Finding employees today remains a major challenge for almost all HVAC contractors. Retaining them also takes effort. But for one commercial firm, the issue was just getting a new employee to show up for his first day.

Enervise is a growing firm that offers HVAC, plumbing, and building controls service for commercial and industrial clients. The firm’s headquarters are in Cincinnati, with offices in Ohio and Kentucky. Enervise also does work for clients in West Virginia and Indiana.

Aaron Dorfman joined the firm 10 weeks ago as the recruiting and engagement manager. He started with 19 open requisitions and added more since then. One of those was for a controls technician. This job entails a lot of troubleshooting and building boards.

“That niche is really tough to find,” Dorfman said.

Still, he thought he found the right candidate. This fellow had worked at a university and said he wanted more variety, which Enervise would provide with its array of clients in different locations. Dorfman offered the candidate the job, and he accepted.

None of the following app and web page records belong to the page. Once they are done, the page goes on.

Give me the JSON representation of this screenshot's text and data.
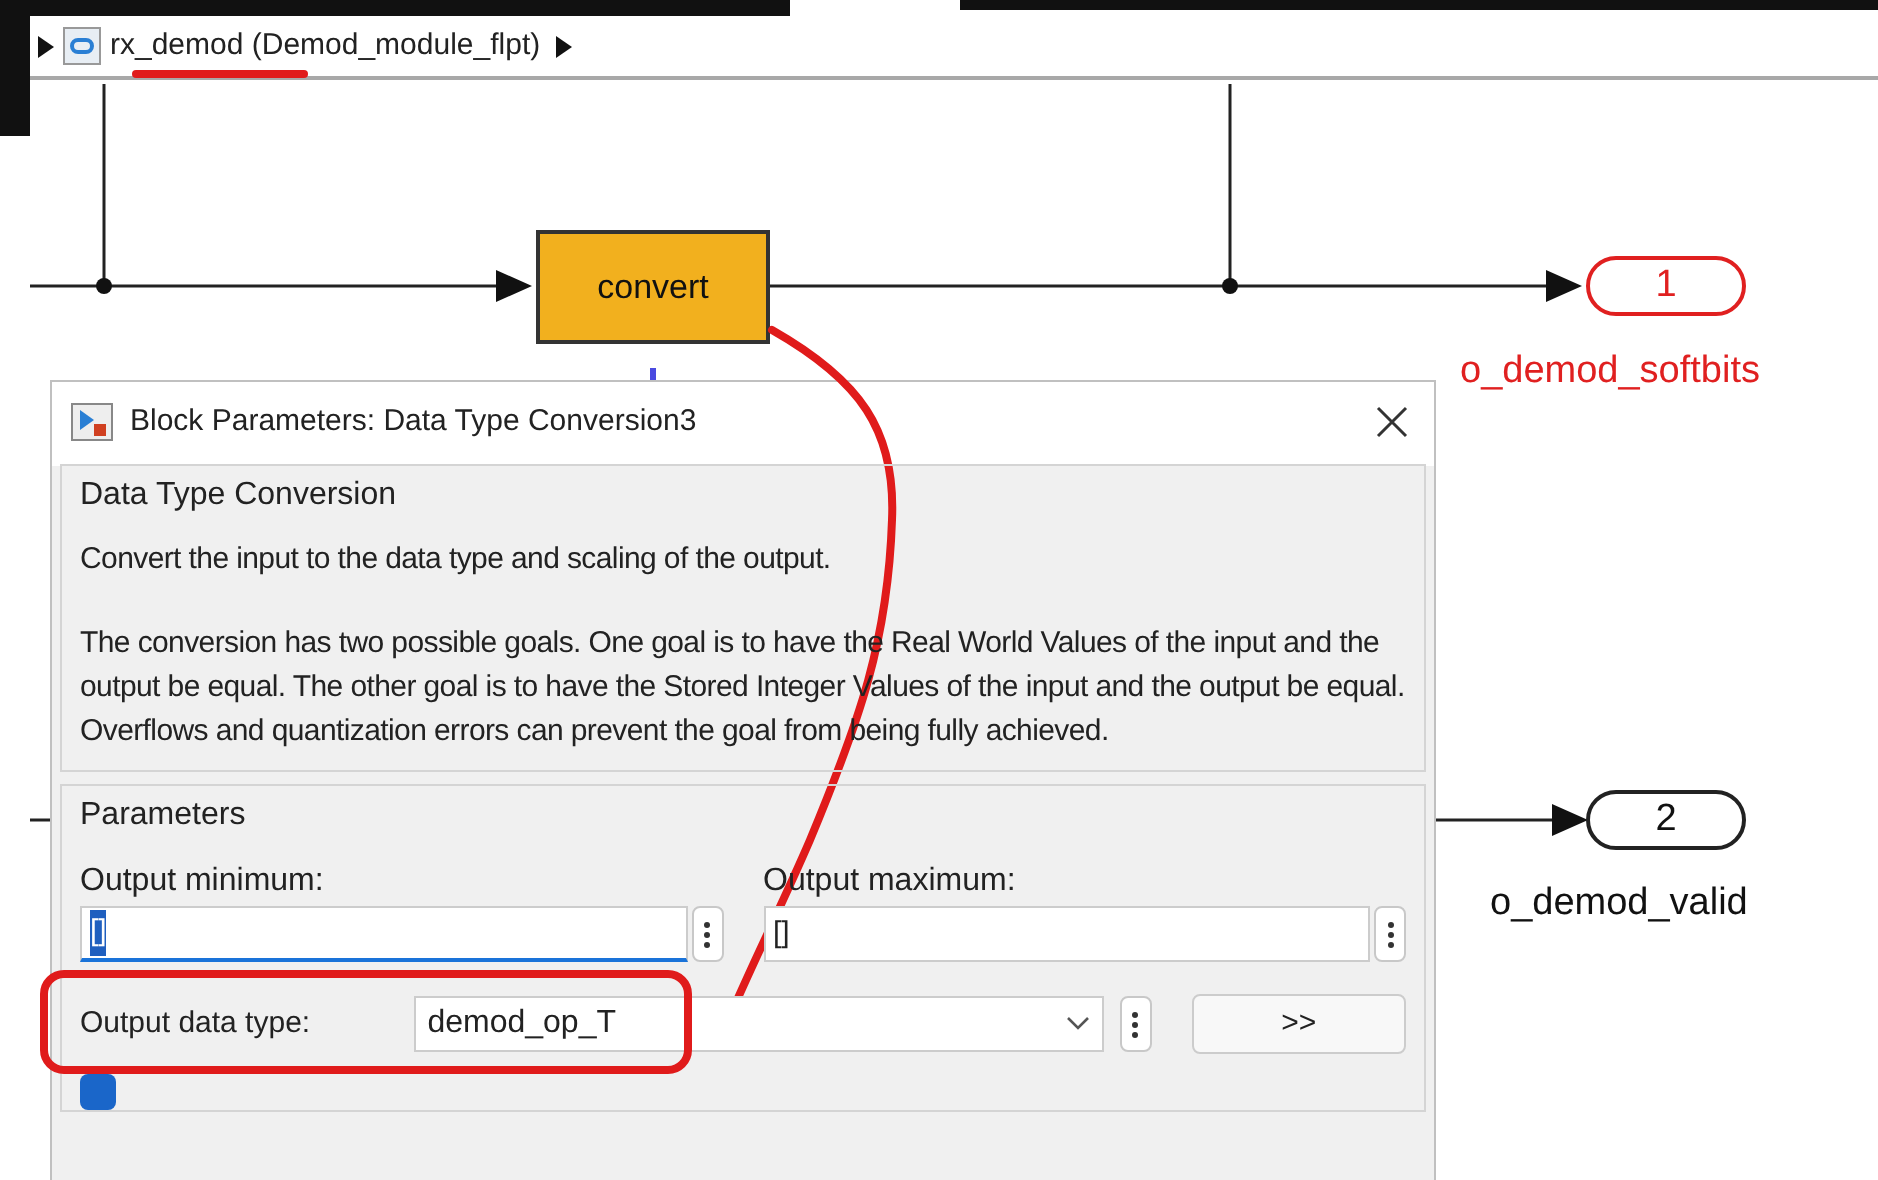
{
  "breadcrumb": {
    "model": "rx_demod (Demod_module_flpt)"
  },
  "diagram": {
    "blocks": [
      {
        "label": "convert"
      }
    ],
    "outports": [
      {
        "number": "1",
        "label": "o_demod_softbits",
        "highlighted": true
      },
      {
        "number": "2",
        "label": "o_demod_valid",
        "highlighted": false
      }
    ]
  },
  "dialog": {
    "title": "Block Parameters: Data Type Conversion3",
    "group": "Data Type Conversion",
    "description": [
      "Convert the input to the data type and scaling of the output.",
      "The conversion has two possible goals. One goal is to have the Real World Values of the input and the output be equal.  The other goal is to have the Stored Integer Values of the input and the output be equal.  Overflows and quantization errors can prevent the goal from being fully achieved."
    ],
    "parameters": {
      "title": "Parameters",
      "output_minimum": {
        "label": "Output minimum:",
        "value": "[]",
        "selected": true
      },
      "output_maximum": {
        "label": "Output maximum:",
        "value": "[]",
        "selected": false
      },
      "output_data_type": {
        "label": "Output data type:",
        "value": "demod_op_T"
      },
      "assistant_button": ">>",
      "checkbox": {
        "checked": true
      }
    }
  }
}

Then his first day arrived. The new employee failed to show up. Dorfman reached out and received no response. The only explanation he can come up with is that someone recruited the candidate out from under Enervise.

“There are so many external recruiters out there going after people and throwing money on the table, that’s what it has become about,” Dorfman said. “It isn’t about internal culture or development opportunity or career paths.”

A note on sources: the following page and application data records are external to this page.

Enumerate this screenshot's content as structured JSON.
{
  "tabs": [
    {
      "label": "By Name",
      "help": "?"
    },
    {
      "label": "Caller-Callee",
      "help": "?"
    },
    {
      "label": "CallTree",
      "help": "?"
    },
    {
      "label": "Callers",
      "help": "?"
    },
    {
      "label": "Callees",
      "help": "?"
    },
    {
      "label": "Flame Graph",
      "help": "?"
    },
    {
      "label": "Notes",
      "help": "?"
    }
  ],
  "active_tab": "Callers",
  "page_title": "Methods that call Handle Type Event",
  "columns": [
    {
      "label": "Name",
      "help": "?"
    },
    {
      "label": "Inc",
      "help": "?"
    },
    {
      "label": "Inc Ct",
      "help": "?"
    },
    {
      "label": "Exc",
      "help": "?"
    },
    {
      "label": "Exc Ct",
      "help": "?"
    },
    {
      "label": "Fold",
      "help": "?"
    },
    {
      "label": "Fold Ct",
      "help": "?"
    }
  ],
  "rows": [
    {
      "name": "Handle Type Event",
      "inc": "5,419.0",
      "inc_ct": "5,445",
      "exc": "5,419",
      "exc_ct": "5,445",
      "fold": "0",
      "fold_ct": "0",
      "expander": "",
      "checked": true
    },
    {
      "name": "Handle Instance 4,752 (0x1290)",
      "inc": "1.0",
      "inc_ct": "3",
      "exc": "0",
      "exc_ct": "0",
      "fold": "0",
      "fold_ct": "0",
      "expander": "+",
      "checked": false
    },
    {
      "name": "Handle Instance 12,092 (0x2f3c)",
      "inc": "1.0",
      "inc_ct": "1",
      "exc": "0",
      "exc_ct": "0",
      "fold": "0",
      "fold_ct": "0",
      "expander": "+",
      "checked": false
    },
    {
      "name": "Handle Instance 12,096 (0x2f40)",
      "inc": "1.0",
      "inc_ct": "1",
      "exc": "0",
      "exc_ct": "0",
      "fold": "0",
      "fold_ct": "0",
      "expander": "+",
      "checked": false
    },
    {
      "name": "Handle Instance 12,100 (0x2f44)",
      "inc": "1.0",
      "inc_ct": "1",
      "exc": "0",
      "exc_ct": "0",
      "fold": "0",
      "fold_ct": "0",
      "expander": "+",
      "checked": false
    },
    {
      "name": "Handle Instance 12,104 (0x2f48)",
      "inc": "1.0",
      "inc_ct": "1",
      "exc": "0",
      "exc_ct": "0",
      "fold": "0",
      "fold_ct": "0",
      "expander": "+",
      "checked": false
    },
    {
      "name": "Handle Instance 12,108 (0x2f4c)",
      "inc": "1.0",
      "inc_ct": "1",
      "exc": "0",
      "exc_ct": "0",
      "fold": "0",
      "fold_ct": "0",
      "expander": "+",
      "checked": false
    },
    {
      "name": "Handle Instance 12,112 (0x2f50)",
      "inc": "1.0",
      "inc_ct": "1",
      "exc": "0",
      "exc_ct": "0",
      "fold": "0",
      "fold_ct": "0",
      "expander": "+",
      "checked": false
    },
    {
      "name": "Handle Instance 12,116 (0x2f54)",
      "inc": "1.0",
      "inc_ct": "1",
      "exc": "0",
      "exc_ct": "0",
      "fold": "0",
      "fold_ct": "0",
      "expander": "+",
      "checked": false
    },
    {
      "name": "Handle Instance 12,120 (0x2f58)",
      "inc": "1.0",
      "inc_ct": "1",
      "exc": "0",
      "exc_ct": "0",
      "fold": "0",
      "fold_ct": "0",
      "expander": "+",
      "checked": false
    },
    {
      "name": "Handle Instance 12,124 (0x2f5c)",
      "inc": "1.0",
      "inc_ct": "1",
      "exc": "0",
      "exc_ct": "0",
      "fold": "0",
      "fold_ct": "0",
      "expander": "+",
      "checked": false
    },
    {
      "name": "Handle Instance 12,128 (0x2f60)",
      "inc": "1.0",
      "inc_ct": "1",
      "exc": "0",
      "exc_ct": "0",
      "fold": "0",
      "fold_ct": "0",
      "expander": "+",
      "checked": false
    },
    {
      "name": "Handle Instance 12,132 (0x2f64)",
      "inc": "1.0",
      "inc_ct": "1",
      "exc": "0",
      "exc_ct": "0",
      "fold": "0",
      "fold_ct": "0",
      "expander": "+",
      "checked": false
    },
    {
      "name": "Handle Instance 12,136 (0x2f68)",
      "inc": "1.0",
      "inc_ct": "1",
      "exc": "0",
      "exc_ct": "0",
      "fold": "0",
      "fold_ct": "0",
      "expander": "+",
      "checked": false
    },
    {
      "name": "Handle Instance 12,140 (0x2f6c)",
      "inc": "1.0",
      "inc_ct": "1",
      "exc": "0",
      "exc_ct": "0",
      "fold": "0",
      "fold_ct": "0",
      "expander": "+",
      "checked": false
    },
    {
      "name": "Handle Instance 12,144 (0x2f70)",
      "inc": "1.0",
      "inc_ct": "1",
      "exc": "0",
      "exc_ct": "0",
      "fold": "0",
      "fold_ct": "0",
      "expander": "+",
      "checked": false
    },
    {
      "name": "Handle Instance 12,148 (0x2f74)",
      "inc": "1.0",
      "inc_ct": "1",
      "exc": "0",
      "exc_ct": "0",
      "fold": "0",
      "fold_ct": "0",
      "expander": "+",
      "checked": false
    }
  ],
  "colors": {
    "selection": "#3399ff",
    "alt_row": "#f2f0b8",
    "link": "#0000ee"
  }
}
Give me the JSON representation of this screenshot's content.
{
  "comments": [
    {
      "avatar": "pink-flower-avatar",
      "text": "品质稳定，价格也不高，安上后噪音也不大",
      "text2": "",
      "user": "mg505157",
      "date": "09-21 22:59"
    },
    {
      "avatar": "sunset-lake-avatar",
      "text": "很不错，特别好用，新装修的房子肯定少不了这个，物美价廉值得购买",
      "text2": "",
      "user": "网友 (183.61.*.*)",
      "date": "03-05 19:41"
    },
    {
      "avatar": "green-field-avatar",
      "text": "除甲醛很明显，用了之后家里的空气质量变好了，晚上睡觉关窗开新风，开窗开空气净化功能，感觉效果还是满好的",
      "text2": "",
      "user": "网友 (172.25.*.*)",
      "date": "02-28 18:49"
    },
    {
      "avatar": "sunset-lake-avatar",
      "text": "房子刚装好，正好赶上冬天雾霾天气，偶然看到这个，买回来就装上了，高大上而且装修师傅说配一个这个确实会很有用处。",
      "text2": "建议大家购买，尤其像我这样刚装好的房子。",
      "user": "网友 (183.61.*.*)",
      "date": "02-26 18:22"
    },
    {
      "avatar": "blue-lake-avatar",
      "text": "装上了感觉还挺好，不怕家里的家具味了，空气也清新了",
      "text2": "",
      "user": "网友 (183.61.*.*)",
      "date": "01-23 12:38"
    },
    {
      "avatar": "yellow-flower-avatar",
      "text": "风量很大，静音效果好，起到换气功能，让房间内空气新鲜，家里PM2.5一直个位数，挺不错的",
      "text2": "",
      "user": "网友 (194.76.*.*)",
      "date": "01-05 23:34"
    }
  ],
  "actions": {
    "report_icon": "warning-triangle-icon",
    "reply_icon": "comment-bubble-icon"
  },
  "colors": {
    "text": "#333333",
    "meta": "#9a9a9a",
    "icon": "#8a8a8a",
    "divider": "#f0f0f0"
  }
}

Nice Truck, Want a Job?

Dorfman hears stories of technicians stopping at a gas station and having the service manager from another firm come up and say, “Nice van. How much are you getting paid?” He himself has received calls from six or seven recruiters since he started two months ago.

Other firms are overpaying by 15% or 20%, Dorfman said. That could hurt them if they fail to get enough work to match that payroll. Enervise has plenty of large, stable clients, he said.

The firm has a good reputation as an employer. The local newspaper named Enervise as a Top Workplace in 2021. While operating under the Engineering Excellence name, Enervise was named Commercial Contractor of the Year by ACCA and a Best Contractor to Work For by The ACHR NEWS. The firm has also received recognition for workplace safety and innovation.

Money and other perks seem to matter more to some potential employees, though. The ghost hire was an unusually bad situation, but Dorfman did have another experience in which the candidate went back and forth over pay and perks numerous times. Dorfman revised his offer letter three times before the candidate turned down the position.

“I had a feeling that he was measuring ours against another offer letter that he had,” Dorfman said.


Less Loyalty

Dorfman said employees in general show less loyalty than in the past, although Enervise maintains a high retention level. Experts say COVID has only made this worse, leading to the so-called “Great Resignation.” Speaking at a recent industry event, Colleen Keyworth, director of sales and marketing for Contractor’s Online-Access, warned of what she calls a “lone wolf” mentality that has developed since the start of the pandemic. The lack of direct contact for long stretches creates a mindset of people feeling unattached to their employers, Keyworth said.

Dorfman doesn’t see that as a problem at Enervise, but he plans on working to strengthen the firm’s culture even more. This requires surveying the employees and finding what they want to make a better workplace. This can range from something as simple as different soda in the break room to more specific career goals.

“You have to sit down with your associates and ask them what it is they want in terms of long play,” Dorfman said.

Enervise uses an extensive hiring process that includes multiple interviews and testing. That means a lot of resources went into hiring an employee who never put in one day’s work. But Dorfman sees the positive even in that.

“Those were expensive interviews,” he said. “But in the end, if he was going to step out after three or four weeks, after we had trained him and sent him to classes, it would have been a lot more expensive.”